Founded in 1947 by Herb Abrahamson and Ahmet Ertegun, Atlantic Records went on to become one of the most successful independent record companies in the history of music by challenging the economic dominance and musical hegemony of the major record labels in the 1950s. Ertegun and Abrahamson were music lovers who wanted to record the blues and gospel music that was ignored by the major labels. Their taste in rhythm and blues music just happened to coincide with the growing appetite for these records by white teenagers and their parents. Atlantic signed many rhythm and blues artists (such as Big Joe Turner) who made important contributions to what was later called rock 'n' roll.
In the 1960s Atlantic broadened its base in African American music, especially soul music, and made it accessible to the larger white mainstream audience. Its leading record producer—Jerry Wexler—moved many sessions to Muscle Shoals, Alabama where he produced a string of hits for singers such as Aretha Franklin and Wilson Pickett. In 1967 Warner Brothers took over the label.
Gillett, Charlie. Making Tracks: The Story of Atlantic Records. London, Souvenir, 1988.

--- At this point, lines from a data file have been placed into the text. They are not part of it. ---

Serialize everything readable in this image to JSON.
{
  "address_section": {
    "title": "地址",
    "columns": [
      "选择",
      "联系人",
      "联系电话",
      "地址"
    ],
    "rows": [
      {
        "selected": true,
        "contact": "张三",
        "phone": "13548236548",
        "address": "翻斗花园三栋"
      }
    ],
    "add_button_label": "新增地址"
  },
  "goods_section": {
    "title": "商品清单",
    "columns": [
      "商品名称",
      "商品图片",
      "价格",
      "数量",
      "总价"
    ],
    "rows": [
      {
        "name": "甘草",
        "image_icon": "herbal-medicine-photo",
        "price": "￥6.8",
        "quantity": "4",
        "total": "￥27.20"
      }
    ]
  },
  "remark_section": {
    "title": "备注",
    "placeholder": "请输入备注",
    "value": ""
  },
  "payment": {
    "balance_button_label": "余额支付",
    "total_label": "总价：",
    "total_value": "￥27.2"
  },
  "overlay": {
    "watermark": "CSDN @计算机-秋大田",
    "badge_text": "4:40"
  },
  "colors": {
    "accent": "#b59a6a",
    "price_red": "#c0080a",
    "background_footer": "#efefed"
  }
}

Wexler, Jerry, and David Ritz. Rhythm and the Blues: A Life in American Music. New York, St Martins, 1994.